Barchester Towers by Anthony Trollope. 0.00
Barchester Towers, published in 1857, is the second novel in Anthony Trollope's series known as the "Chronicles of Barsetshire". It is possibly Trollope's best known work. Among other things it satirizes the then raging antipathy in the Church of England between High Church and Evangelical adherents. Barchester Towers concerns the leading citizens of the imaginary cathedral city of Barchester. The much loved bishop having died, all expectations are that his son, Archdeacon Grantly, also a clergyman, will gain the office in his place. Instead, owing to the passage of the power of patronage to a new Prime Minister, a newcomer, the far more Evangelical Bishop Proudie, gains the see. His wife, Mrs Proudie, exercises an undue influence over the new bishop, making herself unpopular with right-thinking members of the clergy and their families. Her interference in the reappointment of the universally popular Mr Septimus Harding (protagonist of Trollope's earlier novel, The Warden) as warden of the hospital is not well received, even though she gives the position to a needy clergyman, Mr Quiverful, with fourteen children to support. Even less popular than Mrs Proudie is the bishop's newly appointed chaplain, the hypocritical and sycophantic Mr Obadiah Slope, who takes a fancy to Harding's wealthy widowed daughter, Eleanor Bold. Summoned by the local clergy to assist in the war against the Proudies and Mr Slope is another clergyman, the brilliant Mr Francis Arabin. Mr Arabin is a considerable scholar, fellow of Lazarus College at Oxford. A massive misunderstanding occurs between Eleanor and her father, brother-in-law, sister and Mr Arabin: that she might be entertaining thoughts of marrying the oily chaplain Mr Slope. Mr Arabin is genuinely attracted to Eleanor but the efforts of Archdeacon Grantly and his wife to stop her marrying Slope also interfere with any relationship that might develop. Finally, at the Ullathorne garden party, matters come to a head. Mr Slope proposes to Mrs Bold and is slapped for his presumption, Bertie proposes and is refused with good grace and the Signora has a chat with Mr Arabin. Mr Slope's double-dealings are now revealed and he is dismissed by Mrs Proudie and the Signora. The Signora drops a delicate word in several ears and with the removal of their misunderstanding Mr Arabin and Eleanor become engaged. The old Dean of the Cathedral having died it seems obvious that Mr Arabin should become the new Dean, with a beautiful house in the Close, 15 acres of garden and an income even greater than his wife's. With the help of Mr Harding and the archdeacon this arrangement is finally made.

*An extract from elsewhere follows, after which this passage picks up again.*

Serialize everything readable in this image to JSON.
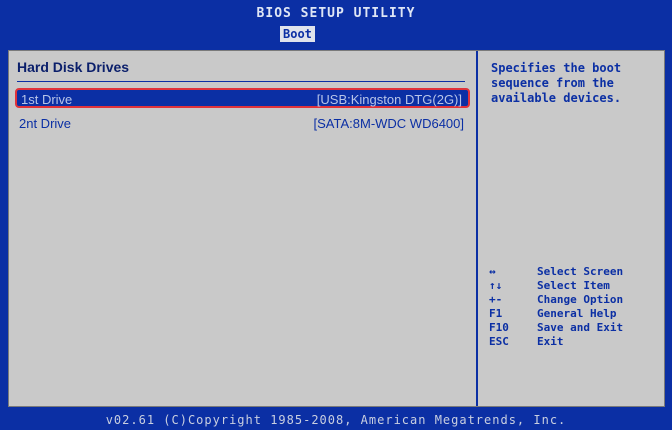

With the Stanhopes' return to Italy, life in the Cathedral Close returns to its previous quiet and settled ways and Mr Harding continues his life of gentleness and music.